WORK INSTRUCTION -> The answer must be every line below that contains the string "Upper".

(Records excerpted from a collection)
Start of Block
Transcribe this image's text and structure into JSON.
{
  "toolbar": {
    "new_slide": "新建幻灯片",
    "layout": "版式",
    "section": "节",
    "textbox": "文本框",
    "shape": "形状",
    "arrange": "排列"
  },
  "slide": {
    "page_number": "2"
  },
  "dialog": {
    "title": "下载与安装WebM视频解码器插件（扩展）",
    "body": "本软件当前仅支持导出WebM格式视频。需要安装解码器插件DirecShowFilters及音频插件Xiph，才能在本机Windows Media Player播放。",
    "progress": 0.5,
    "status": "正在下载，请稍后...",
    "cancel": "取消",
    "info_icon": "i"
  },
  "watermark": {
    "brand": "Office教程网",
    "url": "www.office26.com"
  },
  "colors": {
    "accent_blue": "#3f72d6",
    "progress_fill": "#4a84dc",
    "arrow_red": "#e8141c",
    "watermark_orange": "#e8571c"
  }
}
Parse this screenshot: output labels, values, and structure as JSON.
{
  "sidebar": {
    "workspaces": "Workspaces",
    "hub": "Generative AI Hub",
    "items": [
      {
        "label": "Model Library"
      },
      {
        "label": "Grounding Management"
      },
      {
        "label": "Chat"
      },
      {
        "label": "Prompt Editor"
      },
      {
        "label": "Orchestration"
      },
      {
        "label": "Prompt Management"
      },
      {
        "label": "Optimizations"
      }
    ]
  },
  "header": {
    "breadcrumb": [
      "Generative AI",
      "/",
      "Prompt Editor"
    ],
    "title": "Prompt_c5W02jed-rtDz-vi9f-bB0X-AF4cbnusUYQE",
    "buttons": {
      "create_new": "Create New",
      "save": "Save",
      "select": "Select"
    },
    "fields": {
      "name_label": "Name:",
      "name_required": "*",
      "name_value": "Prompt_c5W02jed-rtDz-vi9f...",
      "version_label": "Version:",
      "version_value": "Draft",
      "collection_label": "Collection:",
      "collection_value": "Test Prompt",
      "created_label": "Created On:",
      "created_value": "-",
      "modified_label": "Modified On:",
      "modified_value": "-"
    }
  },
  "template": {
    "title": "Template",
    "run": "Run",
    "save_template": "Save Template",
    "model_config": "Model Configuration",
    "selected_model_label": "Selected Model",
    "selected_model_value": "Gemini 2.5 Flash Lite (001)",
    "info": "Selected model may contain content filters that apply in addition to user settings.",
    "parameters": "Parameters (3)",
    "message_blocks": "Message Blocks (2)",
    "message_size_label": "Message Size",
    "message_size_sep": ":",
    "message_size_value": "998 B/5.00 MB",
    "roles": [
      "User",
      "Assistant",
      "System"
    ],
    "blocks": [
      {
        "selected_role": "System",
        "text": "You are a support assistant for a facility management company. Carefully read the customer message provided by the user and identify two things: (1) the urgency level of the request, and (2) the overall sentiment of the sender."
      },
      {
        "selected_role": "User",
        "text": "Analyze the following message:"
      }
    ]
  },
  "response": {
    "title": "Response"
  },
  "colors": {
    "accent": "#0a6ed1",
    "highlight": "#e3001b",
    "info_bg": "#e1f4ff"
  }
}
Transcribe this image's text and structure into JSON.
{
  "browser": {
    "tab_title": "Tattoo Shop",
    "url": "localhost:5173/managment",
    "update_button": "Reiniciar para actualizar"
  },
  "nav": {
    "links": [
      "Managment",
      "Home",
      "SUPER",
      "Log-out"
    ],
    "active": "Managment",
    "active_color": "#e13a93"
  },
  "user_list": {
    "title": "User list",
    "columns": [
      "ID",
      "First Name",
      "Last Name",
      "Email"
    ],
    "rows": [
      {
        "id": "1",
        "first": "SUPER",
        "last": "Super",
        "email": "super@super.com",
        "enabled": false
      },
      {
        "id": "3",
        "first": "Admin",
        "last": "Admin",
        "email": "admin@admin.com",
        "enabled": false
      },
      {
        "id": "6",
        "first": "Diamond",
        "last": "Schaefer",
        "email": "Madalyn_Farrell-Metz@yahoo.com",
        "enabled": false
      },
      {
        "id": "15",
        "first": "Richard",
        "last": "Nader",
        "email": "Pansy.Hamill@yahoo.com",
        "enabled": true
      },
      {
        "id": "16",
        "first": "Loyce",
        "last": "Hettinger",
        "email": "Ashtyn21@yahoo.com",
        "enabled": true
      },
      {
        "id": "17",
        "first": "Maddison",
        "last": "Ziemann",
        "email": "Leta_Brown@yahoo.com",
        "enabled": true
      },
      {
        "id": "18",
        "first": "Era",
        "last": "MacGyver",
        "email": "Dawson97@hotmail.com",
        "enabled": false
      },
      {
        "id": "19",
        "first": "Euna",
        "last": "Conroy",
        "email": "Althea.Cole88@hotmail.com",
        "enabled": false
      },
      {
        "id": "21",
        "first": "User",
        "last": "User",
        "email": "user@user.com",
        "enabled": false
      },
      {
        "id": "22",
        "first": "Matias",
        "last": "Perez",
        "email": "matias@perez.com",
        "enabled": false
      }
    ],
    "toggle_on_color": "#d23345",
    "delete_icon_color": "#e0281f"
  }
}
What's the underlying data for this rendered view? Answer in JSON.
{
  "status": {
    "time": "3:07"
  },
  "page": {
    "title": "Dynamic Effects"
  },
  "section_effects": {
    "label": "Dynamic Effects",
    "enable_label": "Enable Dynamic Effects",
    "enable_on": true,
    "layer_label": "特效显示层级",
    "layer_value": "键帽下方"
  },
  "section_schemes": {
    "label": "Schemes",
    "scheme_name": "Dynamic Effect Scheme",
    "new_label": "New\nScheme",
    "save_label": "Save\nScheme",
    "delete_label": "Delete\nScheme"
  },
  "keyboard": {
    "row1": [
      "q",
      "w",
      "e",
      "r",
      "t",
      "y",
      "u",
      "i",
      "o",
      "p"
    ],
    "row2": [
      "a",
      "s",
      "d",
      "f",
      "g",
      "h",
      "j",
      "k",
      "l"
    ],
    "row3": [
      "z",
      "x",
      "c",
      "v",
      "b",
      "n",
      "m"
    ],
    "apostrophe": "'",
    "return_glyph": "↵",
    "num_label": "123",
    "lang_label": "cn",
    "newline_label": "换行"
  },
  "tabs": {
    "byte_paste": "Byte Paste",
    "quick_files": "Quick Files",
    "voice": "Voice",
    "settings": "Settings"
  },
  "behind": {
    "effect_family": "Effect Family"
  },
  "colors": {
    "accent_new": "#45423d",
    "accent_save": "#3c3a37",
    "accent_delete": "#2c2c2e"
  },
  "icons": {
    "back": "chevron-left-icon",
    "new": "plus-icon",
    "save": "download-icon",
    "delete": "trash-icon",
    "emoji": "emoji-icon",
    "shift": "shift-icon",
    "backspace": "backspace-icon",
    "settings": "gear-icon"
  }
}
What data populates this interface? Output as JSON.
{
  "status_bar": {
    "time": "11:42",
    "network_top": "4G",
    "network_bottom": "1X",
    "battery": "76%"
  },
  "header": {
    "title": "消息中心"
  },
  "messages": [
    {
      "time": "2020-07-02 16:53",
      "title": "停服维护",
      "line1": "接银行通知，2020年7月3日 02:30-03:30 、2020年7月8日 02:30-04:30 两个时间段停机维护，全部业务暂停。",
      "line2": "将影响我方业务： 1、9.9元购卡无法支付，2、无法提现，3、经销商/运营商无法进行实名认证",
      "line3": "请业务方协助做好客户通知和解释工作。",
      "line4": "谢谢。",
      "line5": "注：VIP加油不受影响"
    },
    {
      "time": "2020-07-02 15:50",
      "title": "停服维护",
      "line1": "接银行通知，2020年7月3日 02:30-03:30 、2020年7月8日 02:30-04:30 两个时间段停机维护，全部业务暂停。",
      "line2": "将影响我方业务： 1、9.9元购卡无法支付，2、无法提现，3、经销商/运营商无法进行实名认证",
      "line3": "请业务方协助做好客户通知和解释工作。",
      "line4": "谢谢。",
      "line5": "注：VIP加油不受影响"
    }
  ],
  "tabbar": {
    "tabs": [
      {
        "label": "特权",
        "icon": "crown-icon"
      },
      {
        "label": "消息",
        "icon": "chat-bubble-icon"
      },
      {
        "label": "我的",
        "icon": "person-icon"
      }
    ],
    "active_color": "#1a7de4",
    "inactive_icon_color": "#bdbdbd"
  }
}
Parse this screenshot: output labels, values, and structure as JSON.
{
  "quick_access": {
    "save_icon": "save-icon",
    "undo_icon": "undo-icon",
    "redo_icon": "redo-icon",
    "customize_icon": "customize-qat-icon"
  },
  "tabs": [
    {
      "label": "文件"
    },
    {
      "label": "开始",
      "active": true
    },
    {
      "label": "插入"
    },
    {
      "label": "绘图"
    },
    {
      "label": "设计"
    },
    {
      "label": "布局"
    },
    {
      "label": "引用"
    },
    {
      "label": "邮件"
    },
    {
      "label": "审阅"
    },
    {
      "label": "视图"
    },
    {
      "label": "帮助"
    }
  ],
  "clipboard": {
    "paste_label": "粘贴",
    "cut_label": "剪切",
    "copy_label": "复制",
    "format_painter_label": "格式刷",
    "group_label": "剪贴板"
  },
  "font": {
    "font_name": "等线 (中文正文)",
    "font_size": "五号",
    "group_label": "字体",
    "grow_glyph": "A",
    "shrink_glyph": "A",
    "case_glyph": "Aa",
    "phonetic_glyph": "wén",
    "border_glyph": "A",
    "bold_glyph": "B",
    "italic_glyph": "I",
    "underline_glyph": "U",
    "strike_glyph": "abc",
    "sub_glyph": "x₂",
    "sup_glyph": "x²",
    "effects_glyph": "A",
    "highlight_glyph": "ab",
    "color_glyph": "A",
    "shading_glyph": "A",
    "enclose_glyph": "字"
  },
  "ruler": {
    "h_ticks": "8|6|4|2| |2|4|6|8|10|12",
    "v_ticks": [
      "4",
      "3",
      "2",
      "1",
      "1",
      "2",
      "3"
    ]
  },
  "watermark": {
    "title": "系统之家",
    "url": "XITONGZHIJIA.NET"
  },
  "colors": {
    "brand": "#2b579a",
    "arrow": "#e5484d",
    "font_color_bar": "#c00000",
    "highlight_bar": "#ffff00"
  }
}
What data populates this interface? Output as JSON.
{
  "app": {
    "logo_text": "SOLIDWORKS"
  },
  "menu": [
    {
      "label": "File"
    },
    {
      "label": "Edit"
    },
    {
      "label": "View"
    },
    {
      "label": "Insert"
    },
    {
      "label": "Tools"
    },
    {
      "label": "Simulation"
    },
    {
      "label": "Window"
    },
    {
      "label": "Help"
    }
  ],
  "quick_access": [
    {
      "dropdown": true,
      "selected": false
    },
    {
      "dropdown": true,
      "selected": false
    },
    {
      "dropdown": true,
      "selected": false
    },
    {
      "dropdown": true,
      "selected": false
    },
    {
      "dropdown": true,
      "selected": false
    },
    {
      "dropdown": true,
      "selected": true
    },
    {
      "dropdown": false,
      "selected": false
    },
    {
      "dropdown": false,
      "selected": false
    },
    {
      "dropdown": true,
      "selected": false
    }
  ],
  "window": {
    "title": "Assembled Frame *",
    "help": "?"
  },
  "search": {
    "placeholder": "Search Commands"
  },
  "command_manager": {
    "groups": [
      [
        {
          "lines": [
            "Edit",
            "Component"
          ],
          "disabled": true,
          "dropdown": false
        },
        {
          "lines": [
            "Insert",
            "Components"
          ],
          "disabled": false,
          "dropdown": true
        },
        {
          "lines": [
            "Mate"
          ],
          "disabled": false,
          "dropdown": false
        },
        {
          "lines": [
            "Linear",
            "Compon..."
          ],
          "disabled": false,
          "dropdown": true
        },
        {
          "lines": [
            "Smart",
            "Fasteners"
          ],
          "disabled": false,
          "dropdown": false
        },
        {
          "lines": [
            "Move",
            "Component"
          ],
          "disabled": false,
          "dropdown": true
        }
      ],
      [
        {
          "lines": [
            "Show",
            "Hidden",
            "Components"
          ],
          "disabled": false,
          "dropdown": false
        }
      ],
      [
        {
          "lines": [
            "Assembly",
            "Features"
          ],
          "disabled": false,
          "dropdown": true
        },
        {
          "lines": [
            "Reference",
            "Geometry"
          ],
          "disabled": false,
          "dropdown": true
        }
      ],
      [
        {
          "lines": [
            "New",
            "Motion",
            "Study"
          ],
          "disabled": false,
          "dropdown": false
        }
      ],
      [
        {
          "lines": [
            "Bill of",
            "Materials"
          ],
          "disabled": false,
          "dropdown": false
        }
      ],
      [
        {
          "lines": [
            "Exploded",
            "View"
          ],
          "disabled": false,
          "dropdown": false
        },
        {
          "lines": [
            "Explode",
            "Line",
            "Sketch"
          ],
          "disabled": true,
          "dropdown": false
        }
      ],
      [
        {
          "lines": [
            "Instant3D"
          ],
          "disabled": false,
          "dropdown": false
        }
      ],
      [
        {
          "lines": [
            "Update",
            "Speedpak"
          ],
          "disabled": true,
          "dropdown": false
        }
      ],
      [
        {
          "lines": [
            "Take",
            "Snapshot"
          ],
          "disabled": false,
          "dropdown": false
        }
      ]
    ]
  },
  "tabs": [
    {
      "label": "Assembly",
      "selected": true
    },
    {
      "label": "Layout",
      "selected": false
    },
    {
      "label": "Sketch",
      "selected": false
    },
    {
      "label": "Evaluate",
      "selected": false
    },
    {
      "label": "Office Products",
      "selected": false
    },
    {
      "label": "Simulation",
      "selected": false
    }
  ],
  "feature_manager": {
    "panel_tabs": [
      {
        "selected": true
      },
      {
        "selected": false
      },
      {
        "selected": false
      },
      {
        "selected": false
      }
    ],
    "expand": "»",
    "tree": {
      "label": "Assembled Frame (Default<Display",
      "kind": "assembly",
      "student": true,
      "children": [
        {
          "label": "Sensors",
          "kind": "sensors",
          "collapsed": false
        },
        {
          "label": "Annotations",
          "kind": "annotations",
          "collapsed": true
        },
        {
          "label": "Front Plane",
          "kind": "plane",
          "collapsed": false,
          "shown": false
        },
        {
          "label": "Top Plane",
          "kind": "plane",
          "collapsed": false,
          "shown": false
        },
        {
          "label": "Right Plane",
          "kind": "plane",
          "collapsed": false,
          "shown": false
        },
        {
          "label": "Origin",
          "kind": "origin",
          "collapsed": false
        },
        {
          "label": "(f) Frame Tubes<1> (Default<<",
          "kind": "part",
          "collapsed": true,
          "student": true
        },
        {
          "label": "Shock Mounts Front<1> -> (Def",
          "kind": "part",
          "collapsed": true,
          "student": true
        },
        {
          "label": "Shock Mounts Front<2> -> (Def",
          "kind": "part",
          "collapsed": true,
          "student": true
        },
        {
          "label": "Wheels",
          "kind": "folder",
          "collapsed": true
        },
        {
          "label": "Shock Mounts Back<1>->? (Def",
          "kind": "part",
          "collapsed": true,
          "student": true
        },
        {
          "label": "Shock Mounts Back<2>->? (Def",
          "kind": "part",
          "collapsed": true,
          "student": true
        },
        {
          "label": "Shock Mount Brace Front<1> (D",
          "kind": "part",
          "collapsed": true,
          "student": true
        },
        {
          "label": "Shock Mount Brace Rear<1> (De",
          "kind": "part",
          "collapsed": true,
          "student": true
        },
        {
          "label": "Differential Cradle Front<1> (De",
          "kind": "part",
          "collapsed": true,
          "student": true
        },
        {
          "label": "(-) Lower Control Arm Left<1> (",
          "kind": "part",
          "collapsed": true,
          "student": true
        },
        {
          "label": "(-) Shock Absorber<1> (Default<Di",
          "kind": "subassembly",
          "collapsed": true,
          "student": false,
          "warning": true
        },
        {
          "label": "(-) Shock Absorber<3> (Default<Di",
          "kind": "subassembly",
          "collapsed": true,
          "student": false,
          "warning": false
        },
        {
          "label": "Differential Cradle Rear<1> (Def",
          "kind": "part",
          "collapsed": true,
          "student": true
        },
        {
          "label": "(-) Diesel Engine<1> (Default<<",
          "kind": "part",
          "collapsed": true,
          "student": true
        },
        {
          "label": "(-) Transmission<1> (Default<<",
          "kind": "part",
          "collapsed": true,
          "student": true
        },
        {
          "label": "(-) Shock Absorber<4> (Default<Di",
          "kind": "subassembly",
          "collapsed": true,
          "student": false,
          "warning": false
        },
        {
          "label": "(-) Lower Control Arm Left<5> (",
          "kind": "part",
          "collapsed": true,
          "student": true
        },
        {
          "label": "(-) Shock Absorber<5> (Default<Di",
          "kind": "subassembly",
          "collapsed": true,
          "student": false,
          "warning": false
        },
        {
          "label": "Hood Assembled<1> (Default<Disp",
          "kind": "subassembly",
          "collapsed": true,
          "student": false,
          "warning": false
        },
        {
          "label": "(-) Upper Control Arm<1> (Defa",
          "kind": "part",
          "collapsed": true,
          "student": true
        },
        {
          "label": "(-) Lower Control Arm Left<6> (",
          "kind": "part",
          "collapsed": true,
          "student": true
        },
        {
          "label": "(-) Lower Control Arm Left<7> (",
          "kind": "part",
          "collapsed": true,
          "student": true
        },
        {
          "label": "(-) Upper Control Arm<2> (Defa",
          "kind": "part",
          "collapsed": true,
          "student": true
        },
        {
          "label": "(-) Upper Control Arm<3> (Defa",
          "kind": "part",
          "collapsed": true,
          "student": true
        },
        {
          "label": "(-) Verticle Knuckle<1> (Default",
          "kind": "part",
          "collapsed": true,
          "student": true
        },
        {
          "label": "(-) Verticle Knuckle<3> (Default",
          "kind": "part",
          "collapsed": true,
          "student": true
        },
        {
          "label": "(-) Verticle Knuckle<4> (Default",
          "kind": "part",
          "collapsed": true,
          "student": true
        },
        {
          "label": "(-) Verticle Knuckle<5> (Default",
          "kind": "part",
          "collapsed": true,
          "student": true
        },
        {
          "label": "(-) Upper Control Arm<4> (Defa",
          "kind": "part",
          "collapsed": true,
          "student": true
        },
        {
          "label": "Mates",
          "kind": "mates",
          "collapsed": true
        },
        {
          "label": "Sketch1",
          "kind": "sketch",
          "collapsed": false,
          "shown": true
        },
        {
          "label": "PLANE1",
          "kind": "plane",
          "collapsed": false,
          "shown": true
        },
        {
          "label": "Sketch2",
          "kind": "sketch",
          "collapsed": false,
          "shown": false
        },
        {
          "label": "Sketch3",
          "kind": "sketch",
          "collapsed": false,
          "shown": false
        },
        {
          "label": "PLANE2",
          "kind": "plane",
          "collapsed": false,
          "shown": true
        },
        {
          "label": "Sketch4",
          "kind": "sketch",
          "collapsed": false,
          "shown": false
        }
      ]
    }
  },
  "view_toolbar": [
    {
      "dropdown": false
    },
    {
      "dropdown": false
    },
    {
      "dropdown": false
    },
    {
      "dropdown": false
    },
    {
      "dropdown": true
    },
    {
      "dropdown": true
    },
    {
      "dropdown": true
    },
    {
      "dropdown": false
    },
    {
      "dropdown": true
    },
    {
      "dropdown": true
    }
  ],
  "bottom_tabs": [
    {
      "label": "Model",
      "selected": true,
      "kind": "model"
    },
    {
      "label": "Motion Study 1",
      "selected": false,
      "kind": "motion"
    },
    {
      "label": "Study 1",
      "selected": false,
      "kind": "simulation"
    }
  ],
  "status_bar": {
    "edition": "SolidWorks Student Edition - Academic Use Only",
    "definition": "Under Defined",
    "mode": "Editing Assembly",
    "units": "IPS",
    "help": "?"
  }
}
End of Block
ANSWER BELOW ->
          "label": "(-) Upper Control Arm<1> (Defa",
          "label": "(-) Upper Control Arm<2> (Defa",
          "label": "(-) Upper Control Arm<3> (Defa",
          "label": "(-) Upper Control Arm<4> (Defa",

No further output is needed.